Congregation B'nai Yisrael
2 Banksville Road PO Box 7 Armonk, NY (914) 273.2220
North Castle's Middle Patent Church Holds Yearly Advent Service
December 14, 2013 The Advent service celebrated at the Middle Patent United Methodist Church on December 8 of this year may have been much like the one in 1848, when neighbors and friends of the community gathered in the front of the small church at the corner of Bedford Banksville and Middle Patent Roads. They listened to carolers standing along the few steps in front of the historic building. The group then moved inside and upon entering the chilly church were quickly warmed by the spirit of the holiday and the dozens of people in attendance. Everyone remained bundled up, some wrapped in blankets, as the organ was played between the prayers and singing of Christmas carols. The single-room church is simply designed with handsome oak wood pews, pulpit, and the original oil lamps along the walls and gallery.
"This was our 43rd Advent service," said Chris Daillak, a Trustee of the Middle Patent Church. "I believe I might have attended all of them."
In a 1993 booklet from the The North Castle Historical Society, the late Richard N. Lander, a church trustee, Town historian, and life-long resident of North Castle, wrote that the church had an active musical program dating back to the early 1860's.
"Middle Patent Church has no congregation and only a few services a year, with the Advent service being the main event. The church has been in such a state of flux this year with the death of both the past presidents, Jean Lander and Missy Taylor White," said Daillak. "Jean had run the church for more than 35 years and Missy took over under Jean’s direction for the last several years. Their deaths, in combination with the closing of the Armonk Methodist Church, left the remaining trustees unsure if we would be able to have a service this year." The Middle Patent Church was originally an offshoot of the Armonk Methodist church on Bedford Road in Armonk.

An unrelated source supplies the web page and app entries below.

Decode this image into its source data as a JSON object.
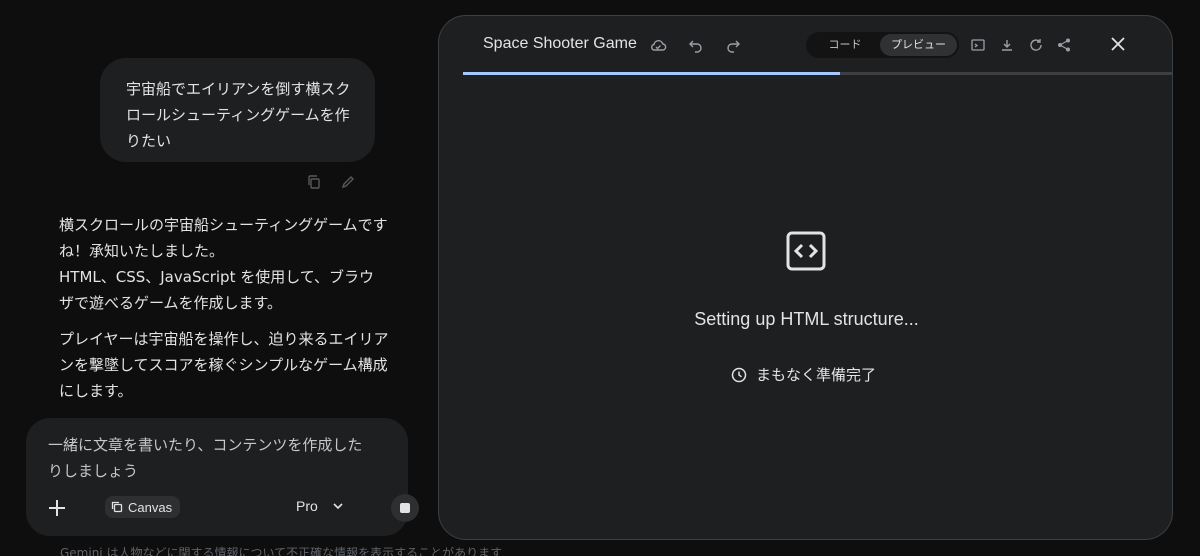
{
  "chat": {
    "user_message": "宇宙船でエイリアンを倒す横スクロールシューティングゲームを作りたい",
    "reply_paragraphs": [
      "横スクロールの宇宙船シューティングゲームですね！承知いたしました。\nHTML、CSS、JavaScript を使用して、ブラウザで遊べるゲームを作成します。",
      "プレイヤーは宇宙船を操作し、迫り来るエイリアンを撃墜してスコアを稼ぐシンプルなゲーム構成にします。"
    ]
  },
  "composer": {
    "placeholder": "一緒に文章を書いたり、コンテンツを作成したりしましょう",
    "canvas_chip": "Canvas",
    "model": "Pro"
  },
  "footer_faded": "Gemini は人物などに関する情報について不正確な情報を表示することがあります",
  "canvas": {
    "title": "Space Shooter Game",
    "tab_code": "コード",
    "tab_preview": "プレビュー",
    "active_tab": "プレビュー",
    "progress_fraction": 0.53,
    "status": "Setting up HTML structure...",
    "eta": "まもなく準備完了"
  },
  "icons": [
    "copy-icon",
    "edit-icon",
    "plus-icon",
    "canvas-icon",
    "chevron-down-icon",
    "stop-icon",
    "cloud-icon",
    "undo-icon",
    "redo-icon",
    "console-icon",
    "download-icon",
    "refresh-icon",
    "share-icon",
    "close-icon",
    "code-icon",
    "clock-icon"
  ],
  "colors": {
    "accent": "#a8c7fa",
    "background": "#0e0e0e",
    "surface": "#1e1f20"
  }
}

The Advent service brought participants back to many such services in the past. Everyone recognized their good fortune that Terry Kimball, a lay leader of a neighboring church, offered to conduct the service so the Advent tradition could continue. Once again, the future of the Middle Patent Church is uncertain, but its extensive history still holds a special place in the community.